My task for this week was to solder the Wave Shield and then to test it with the SD card containing all .WAV files and the Arduino. My first step was to open the Wave Shield Kit package and check if all parts are there.
The kit contains the following components:
- SD card holder (surface mount);
- 3 IC chips;
- 1 voltage regulator;
- 1 thumbwheel potentiometer;
- 3 resistors;
- 6 ceramic capacitors;
- 3 electrolytic capacitors;
- stereo headphone jack with switches;
- 6-pin ICSP header;
- 36-pin male header;
- jumper wire;
All components where there, so I was ready to start soldering.
The first step was to solder the SD card to the PCB. It is the only surface mount component in this kit, and because the pins are very tiny and closely spaced, I had a bit of a hard time soldering them. Luckily the three rightmost pins (the thinnest ones) are not used, so I simply skipped them.
Next I added resistors and ceramic capacitors to the PCB. All these components are not polarized, so I didn’t have to worry about which way to place them on the board.
Then I populated the board with all the remaining components. When soldering the IC chips, I had to make sure that the notch in one end of the chip is lined up with the notch on the PCB’s silkscreen. Also, I had to watch the polarity of some components, like electrolytic capacitors. After an hour or so of soldering I was done.
Surprisingly, the hardest thing to solder were the header strips and the jumper wires. I broke the 36-pin header strip into 4 smaller pieces: 2 6-pin and 2 8-pin. Then I placed the headers into the female sockets on the board. The headers’ pins are much thinner than the sockets, so they kept sliding out. Also, I could’t bend the pins, because it would be much harder to put the shield on Arduino, if the pins are bended. So, finally I decided not to use the vise anymore, and soldered the headers on the table, using some finger acrobatics.
The last ‘hardware’ step was to add the speaker, which was really easy after the headers’ nightmare.
After I was done with the hardware, I proceeded to the software configuration.
The first step was to format the SD card for the FAT32 filesystem. Luckily when checking my SD card, I found out that it is already FAT32, so I just skipped this step.
Next I discovered that the Wave Shield is designed to play a very specific type of audio – 22kHz max, 16-bit, mono .WAV files. Since my files where 44kHz, they were not working. I had to convert all of them to a proper format. I decided to use iTunes, because it’s the easiest way to go, since all my files were already there.
I opened iTunes and went to Preferences →General →Import Settings. Then in the pop up window I choose WAV Encoder under the Import using menu, and Custom under Setting. This gave me another pop up window with the WAV Encoder settings, where I changed the sample rate to 22.050kHz, sample size to 16-bit and channels to Mono.
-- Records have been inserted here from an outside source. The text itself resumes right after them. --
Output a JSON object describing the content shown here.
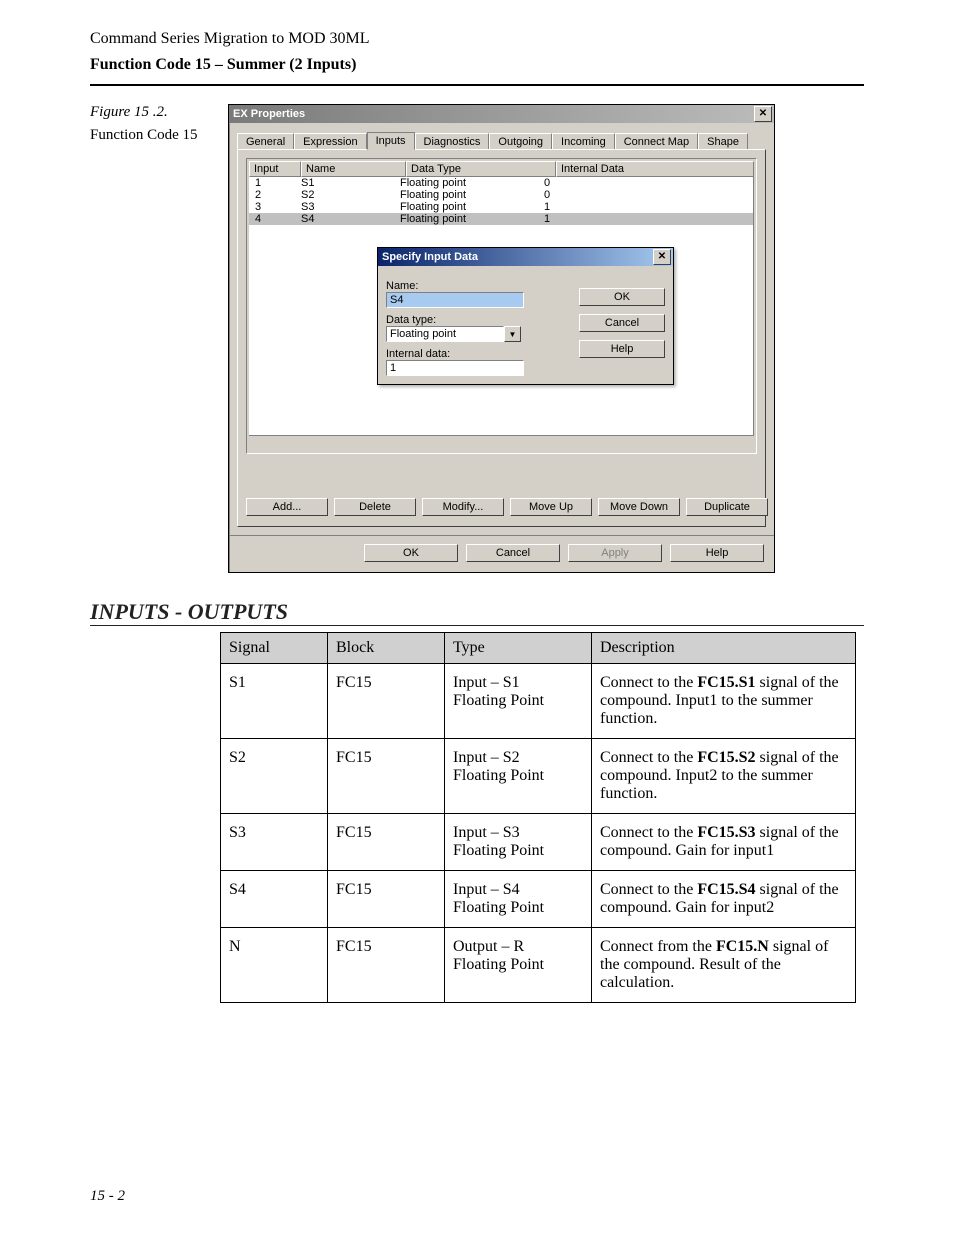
{
  "doc": {
    "header": "Command Series Migration to MOD 30ML",
    "section": "Function Code 15 – Summer (2 Inputs)",
    "figure_label": "Figure 15 .2.",
    "figure_caption": "Function Code 15",
    "page_num": "15 - 2"
  },
  "dlg": {
    "title": "EX Properties",
    "close": "✕",
    "tabs": [
      "General",
      "Expression",
      "Inputs",
      "Diagnostics",
      "Outgoing",
      "Incoming",
      "Connect Map",
      "Shape"
    ],
    "active_tab": "Inputs",
    "cols": {
      "input": "Input",
      "name": "Name",
      "type": "Data Type",
      "data": "Internal Data"
    },
    "rows": [
      {
        "i": "1",
        "n": "S1",
        "t": "Floating point",
        "d": "0"
      },
      {
        "i": "2",
        "n": "S2",
        "t": "Floating point",
        "d": "0"
      },
      {
        "i": "3",
        "n": "S3",
        "t": "Floating point",
        "d": "1"
      },
      {
        "i": "4",
        "n": "S4",
        "t": "Floating point",
        "d": "1"
      }
    ],
    "selected_row": 3,
    "row_buttons": [
      "Add...",
      "Delete",
      "Modify...",
      "Move Up",
      "Move Down",
      "Duplicate"
    ],
    "main_buttons": {
      "ok": "OK",
      "cancel": "Cancel",
      "apply": "Apply",
      "help": "Help"
    }
  },
  "inner": {
    "title": "Specify Input Data",
    "close": "✕",
    "labels": {
      "name": "Name:",
      "type": "Data type:",
      "data": "Internal data:"
    },
    "values": {
      "name": "S4",
      "type": "Floating point",
      "data": "1"
    },
    "drop_glyph": "▼",
    "buttons": {
      "ok": "OK",
      "cancel": "Cancel",
      "help": "Help"
    }
  },
  "io": {
    "title": "INPUTS - OUTPUTS",
    "cols": {
      "signal": "Signal",
      "block": "Block",
      "type": "Type",
      "desc": "Description"
    },
    "rows": [
      {
        "signal": "S1",
        "block": "FC15",
        "type": "Input – S1\nFloating Point",
        "desc_pre": "Connect to the ",
        "desc_bold": "FC15.S1",
        "desc_post": " signal of the compound. Input1 to the summer function."
      },
      {
        "signal": "S2",
        "block": "FC15",
        "type": "Input – S2\nFloating Point",
        "desc_pre": "Connect to the ",
        "desc_bold": "FC15.S2",
        "desc_post": " signal of the compound. Input2 to the summer function."
      },
      {
        "signal": "S3",
        "block": "FC15",
        "type": "Input –  S3\nFloating Point",
        "desc_pre": "Connect to the ",
        "desc_bold": "FC15.S3",
        "desc_post": " signal of the compound. Gain for input1"
      },
      {
        "signal": "S4",
        "block": "FC15",
        "type": "Input –  S4\nFloating Point",
        "desc_pre": "Connect to the ",
        "desc_bold": "FC15.S4",
        "desc_post": " signal of the compound. Gain for input2"
      },
      {
        "signal": "N",
        "block": "FC15",
        "type": "Output – R\nFloating Point",
        "desc_pre": "Connect from the ",
        "desc_bold": "FC15.N",
        "desc_post": " signal of the compound. Result of the calculation."
      }
    ]
  }
}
After clicking OK I went back to the main iTunes window, shift-selected all audio tracks needed, then right-clicked and choose Create WAV Version from the drop down menu. In two seconds I had all my files ready and simply dragged them into the SD card.
I inserted the SD card into the slot in the Wave Shield, then hooked up the shield to the Arduino, connected Arduino to the computer and opened the IDE. Next, I downloaded the WaveHC Library specially created for the Wave Shield, added it to the Arduino IDE, then opened the dapHC.pde sketch from the WaveHC Library Examples menu, compiled it and uploaded it to the board. This Digital Audio Player sketch plays every .WAV file it finds on the SD card in a loop. After uploading the sketch, I was immediately rewarded for all my work: the shield was doing exactly what it was supposed to be doing: playing audio.
The next step will be to integrate the IR sensor both into the circuit and into the code, so that it actuates the Wave Shield. After we figure out how to do this, we will be adding other actuators (servo motors and LEDs) one by one. Also, Jorge is figuring out how to make the rabbit jump a little bit, so if we have time, we’ll try this as well. Another issue is to find out how to make the shield to play music randomly (not in the loop). Frank is working on this, and I’m also playing with the code over the weekend, but unfortunately with no positive results. Also, we found out that the Wave Shield is not loud enough to scare somebody, so we are planning to use John’s amplifier (or maybe some smaller model) with the shield. But this step is optional, because the shield is working now, so we will use the amp only after making sure the entire Hell Bunny system is working properly.